> **EXERCISE**
Find the lines of the records in which the word "data" appears and report how many there are, as a number alone.

####################

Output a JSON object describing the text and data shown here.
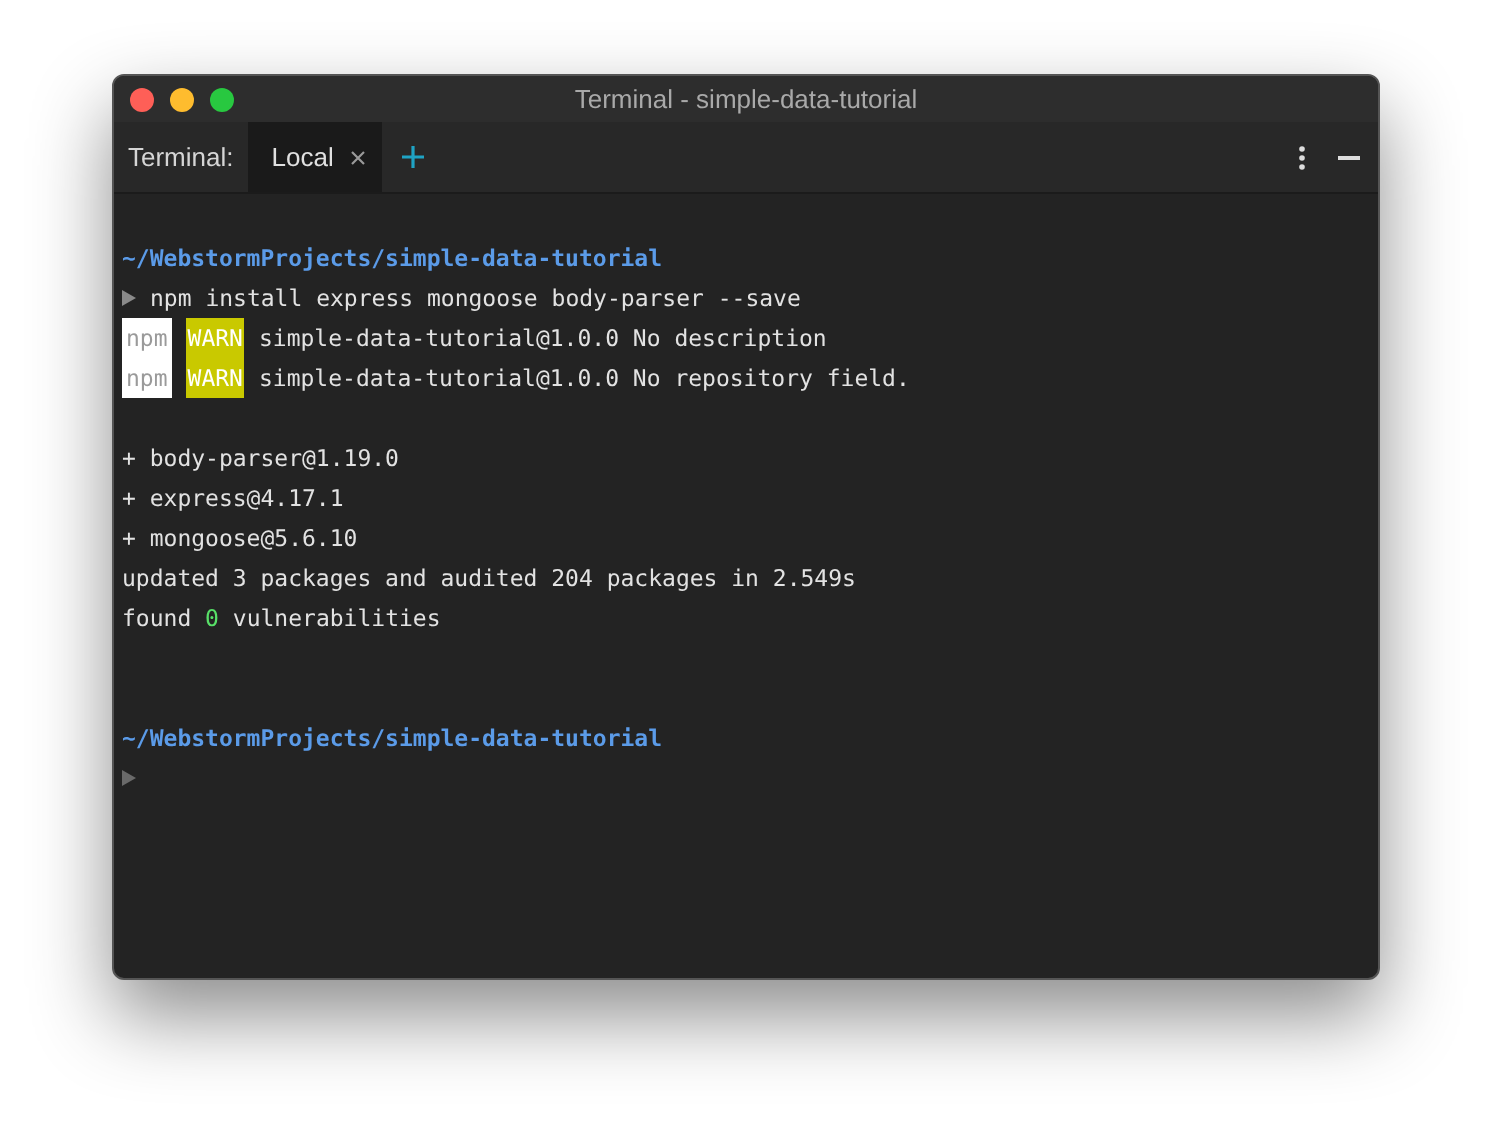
{
  "window": {
    "title": "Terminal - simple-data-tutorial"
  },
  "toolbar": {
    "label": "Terminal:",
    "tabs": [
      {
        "label": "Local",
        "selected": true,
        "closable": true
      }
    ]
  },
  "lines": [
    {
      "kind": "blank"
    },
    {
      "kind": "path",
      "text": "~/WebstormProjects/simple-data-tutorial"
    },
    {
      "kind": "command",
      "text": "npm install express mongoose body-parser --save"
    },
    {
      "kind": "warn",
      "source": "npm",
      "level": "WARN",
      "text": "simple-data-tutorial@1.0.0 No description"
    },
    {
      "kind": "warn",
      "source": "npm",
      "level": "WARN",
      "text": "simple-data-tutorial@1.0.0 No repository field."
    },
    {
      "kind": "blank"
    },
    {
      "kind": "output",
      "parts": [
        {
          "text": "+ body-parser@1.19.0",
          "highlight": false
        }
      ]
    },
    {
      "kind": "output",
      "parts": [
        {
          "text": "+ express@4.17.1",
          "highlight": false
        }
      ]
    },
    {
      "kind": "output",
      "parts": [
        {
          "text": "+ mongoose@5.6.10",
          "highlight": false
        }
      ]
    },
    {
      "kind": "output",
      "parts": [
        {
          "text": "updated 3 packages and audited 204 packages in 2.549s",
          "highlight": false
        }
      ]
    },
    {
      "kind": "output",
      "parts": [
        {
          "text": "found ",
          "highlight": false
        },
        {
          "text": "0",
          "highlight": true
        },
        {
          "text": " vulnerabilities",
          "highlight": false
        }
      ]
    },
    {
      "kind": "blank"
    },
    {
      "kind": "blank"
    },
    {
      "kind": "path",
      "text": "~/WebstormProjects/simple-data-tutorial"
    },
    {
      "kind": "prompt"
    }
  ]
}
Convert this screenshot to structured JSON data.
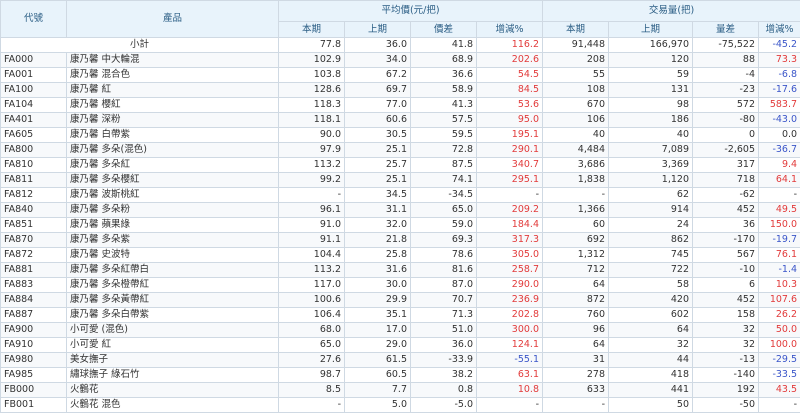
{
  "header": {
    "code": "代號",
    "product": "產品",
    "group_price": "平均價(元/把)",
    "group_volume": "交易量(把)",
    "current": "本期",
    "previous": "上期",
    "price_diff": "價差",
    "change_pct": "增減%",
    "volume_diff": "量差"
  },
  "subtotal": {
    "label": "小計",
    "p_cur": "77.8",
    "p_prev": "36.0",
    "p_diff": "41.8",
    "p_pct": "116.2",
    "p_pct_color": "red",
    "v_cur": "91,448",
    "v_prev": "166,970",
    "v_diff": "-75,522",
    "v_pct": "-45.2",
    "v_pct_color": "blue"
  },
  "rows": [
    {
      "code": "FA000",
      "name": "康乃馨 中大輪混",
      "p_cur": "102.9",
      "p_prev": "34.0",
      "p_diff": "68.9",
      "p_pct": "202.6",
      "p_pct_color": "red",
      "v_cur": "208",
      "v_prev": "120",
      "v_diff": "88",
      "v_pct": "73.3",
      "v_pct_color": "red"
    },
    {
      "code": "FA001",
      "name": "康乃馨 混合色",
      "p_cur": "103.8",
      "p_prev": "67.2",
      "p_diff": "36.6",
      "p_pct": "54.5",
      "p_pct_color": "red",
      "v_cur": "55",
      "v_prev": "59",
      "v_diff": "-4",
      "v_pct": "-6.8",
      "v_pct_color": "blue"
    },
    {
      "code": "FA100",
      "name": "康乃馨 紅",
      "p_cur": "128.6",
      "p_prev": "69.7",
      "p_diff": "58.9",
      "p_pct": "84.5",
      "p_pct_color": "red",
      "v_cur": "108",
      "v_prev": "131",
      "v_diff": "-23",
      "v_pct": "-17.6",
      "v_pct_color": "blue"
    },
    {
      "code": "FA104",
      "name": "康乃馨 櫻紅",
      "p_cur": "118.3",
      "p_prev": "77.0",
      "p_diff": "41.3",
      "p_pct": "53.6",
      "p_pct_color": "red",
      "v_cur": "670",
      "v_prev": "98",
      "v_diff": "572",
      "v_pct": "583.7",
      "v_pct_color": "red"
    },
    {
      "code": "FA401",
      "name": "康乃馨 深粉",
      "p_cur": "118.1",
      "p_prev": "60.6",
      "p_diff": "57.5",
      "p_pct": "95.0",
      "p_pct_color": "red",
      "v_cur": "106",
      "v_prev": "186",
      "v_diff": "-80",
      "v_pct": "-43.0",
      "v_pct_color": "blue"
    },
    {
      "code": "FA605",
      "name": "康乃馨 白帶紫",
      "p_cur": "90.0",
      "p_prev": "30.5",
      "p_diff": "59.5",
      "p_pct": "195.1",
      "p_pct_color": "red",
      "v_cur": "40",
      "v_prev": "40",
      "v_diff": "0",
      "v_pct": "0.0",
      "v_pct_color": ""
    },
    {
      "code": "FA800",
      "name": "康乃馨 多朵(混色)",
      "p_cur": "97.9",
      "p_prev": "25.1",
      "p_diff": "72.8",
      "p_pct": "290.1",
      "p_pct_color": "red",
      "v_cur": "4,484",
      "v_prev": "7,089",
      "v_diff": "-2,605",
      "v_pct": "-36.7",
      "v_pct_color": "blue"
    },
    {
      "code": "FA810",
      "name": "康乃馨 多朵紅",
      "p_cur": "113.2",
      "p_prev": "25.7",
      "p_diff": "87.5",
      "p_pct": "340.7",
      "p_pct_color": "red",
      "v_cur": "3,686",
      "v_prev": "3,369",
      "v_diff": "317",
      "v_pct": "9.4",
      "v_pct_color": "red"
    },
    {
      "code": "FA811",
      "name": "康乃馨 多朵櫻紅",
      "p_cur": "99.2",
      "p_prev": "25.1",
      "p_diff": "74.1",
      "p_pct": "295.1",
      "p_pct_color": "red",
      "v_cur": "1,838",
      "v_prev": "1,120",
      "v_diff": "718",
      "v_pct": "64.1",
      "v_pct_color": "red"
    },
    {
      "code": "FA812",
      "name": "康乃馨 波斯桃紅",
      "p_cur": "-",
      "p_prev": "34.5",
      "p_diff": "-34.5",
      "p_pct": "-",
      "p_pct_color": "",
      "v_cur": "-",
      "v_prev": "62",
      "v_diff": "-62",
      "v_pct": "-",
      "v_pct_color": ""
    },
    {
      "code": "FA840",
      "name": "康乃馨 多朵粉",
      "p_cur": "96.1",
      "p_prev": "31.1",
      "p_diff": "65.0",
      "p_pct": "209.2",
      "p_pct_color": "red",
      "v_cur": "1,366",
      "v_prev": "914",
      "v_diff": "452",
      "v_pct": "49.5",
      "v_pct_color": "red"
    },
    {
      "code": "FA851",
      "name": "康乃馨 蘋果綠",
      "p_cur": "91.0",
      "p_prev": "32.0",
      "p_diff": "59.0",
      "p_pct": "184.4",
      "p_pct_color": "red",
      "v_cur": "60",
      "v_prev": "24",
      "v_diff": "36",
      "v_pct": "150.0",
      "v_pct_color": "red"
    },
    {
      "code": "FA870",
      "name": "康乃馨 多朵紫",
      "p_cur": "91.1",
      "p_prev": "21.8",
      "p_diff": "69.3",
      "p_pct": "317.3",
      "p_pct_color": "red",
      "v_cur": "692",
      "v_prev": "862",
      "v_diff": "-170",
      "v_pct": "-19.7",
      "v_pct_color": "blue"
    },
    {
      "code": "FA872",
      "name": "康乃馨 史波特",
      "p_cur": "104.4",
      "p_prev": "25.8",
      "p_diff": "78.6",
      "p_pct": "305.0",
      "p_pct_color": "red",
      "v_cur": "1,312",
      "v_prev": "745",
      "v_diff": "567",
      "v_pct": "76.1",
      "v_pct_color": "red"
    },
    {
      "code": "FA881",
      "name": "康乃馨 多朵紅帶白",
      "p_cur": "113.2",
      "p_prev": "31.6",
      "p_diff": "81.6",
      "p_pct": "258.7",
      "p_pct_color": "red",
      "v_cur": "712",
      "v_prev": "722",
      "v_diff": "-10",
      "v_pct": "-1.4",
      "v_pct_color": "blue"
    },
    {
      "code": "FA883",
      "name": "康乃馨 多朵橙帶紅",
      "p_cur": "117.0",
      "p_prev": "30.0",
      "p_diff": "87.0",
      "p_pct": "290.0",
      "p_pct_color": "red",
      "v_cur": "64",
      "v_prev": "58",
      "v_diff": "6",
      "v_pct": "10.3",
      "v_pct_color": "red"
    },
    {
      "code": "FA884",
      "name": "康乃馨 多朵黃帶紅",
      "p_cur": "100.6",
      "p_prev": "29.9",
      "p_diff": "70.7",
      "p_pct": "236.9",
      "p_pct_color": "red",
      "v_cur": "872",
      "v_prev": "420",
      "v_diff": "452",
      "v_pct": "107.6",
      "v_pct_color": "red"
    },
    {
      "code": "FA887",
      "name": "康乃馨 多朵白帶紫",
      "p_cur": "106.4",
      "p_prev": "35.1",
      "p_diff": "71.3",
      "p_pct": "202.8",
      "p_pct_color": "red",
      "v_cur": "760",
      "v_prev": "602",
      "v_diff": "158",
      "v_pct": "26.2",
      "v_pct_color": "red"
    },
    {
      "code": "FA900",
      "name": "小可愛 (混色)",
      "p_cur": "68.0",
      "p_prev": "17.0",
      "p_diff": "51.0",
      "p_pct": "300.0",
      "p_pct_color": "red",
      "v_cur": "96",
      "v_prev": "64",
      "v_diff": "32",
      "v_pct": "50.0",
      "v_pct_color": "red"
    },
    {
      "code": "FA910",
      "name": "小可愛 紅",
      "p_cur": "65.0",
      "p_prev": "29.0",
      "p_diff": "36.0",
      "p_pct": "124.1",
      "p_pct_color": "red",
      "v_cur": "64",
      "v_prev": "32",
      "v_diff": "32",
      "v_pct": "100.0",
      "v_pct_color": "red"
    },
    {
      "code": "FA980",
      "name": "美女撫子",
      "p_cur": "27.6",
      "p_prev": "61.5",
      "p_diff": "-33.9",
      "p_pct": "-55.1",
      "p_pct_color": "blue",
      "v_cur": "31",
      "v_prev": "44",
      "v_diff": "-13",
      "v_pct": "-29.5",
      "v_pct_color": "blue"
    },
    {
      "code": "FA985",
      "name": "繡球撫子 綠石竹",
      "p_cur": "98.7",
      "p_prev": "60.5",
      "p_diff": "38.2",
      "p_pct": "63.1",
      "p_pct_color": "red",
      "v_cur": "278",
      "v_prev": "418",
      "v_diff": "-140",
      "v_pct": "-33.5",
      "v_pct_color": "blue"
    },
    {
      "code": "FB000",
      "name": "火鶴花",
      "p_cur": "8.5",
      "p_prev": "7.7",
      "p_diff": "0.8",
      "p_pct": "10.8",
      "p_pct_color": "red",
      "v_cur": "633",
      "v_prev": "441",
      "v_diff": "192",
      "v_pct": "43.5",
      "v_pct_color": "red"
    },
    {
      "code": "FB001",
      "name": "火鶴花 混色",
      "p_cur": "-",
      "p_prev": "5.0",
      "p_diff": "-5.0",
      "p_pct": "-",
      "p_pct_color": "",
      "v_cur": "-",
      "v_prev": "50",
      "v_diff": "-50",
      "v_pct": "-",
      "v_pct_color": ""
    }
  ]
}
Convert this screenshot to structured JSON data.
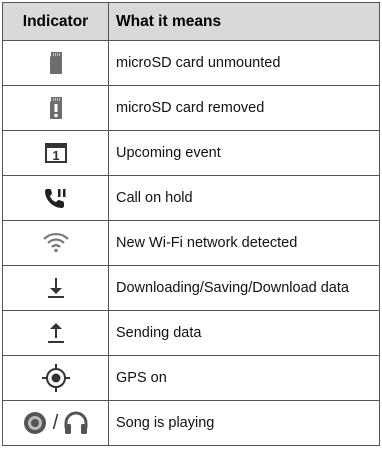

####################

> **TASK OUTPUT**
8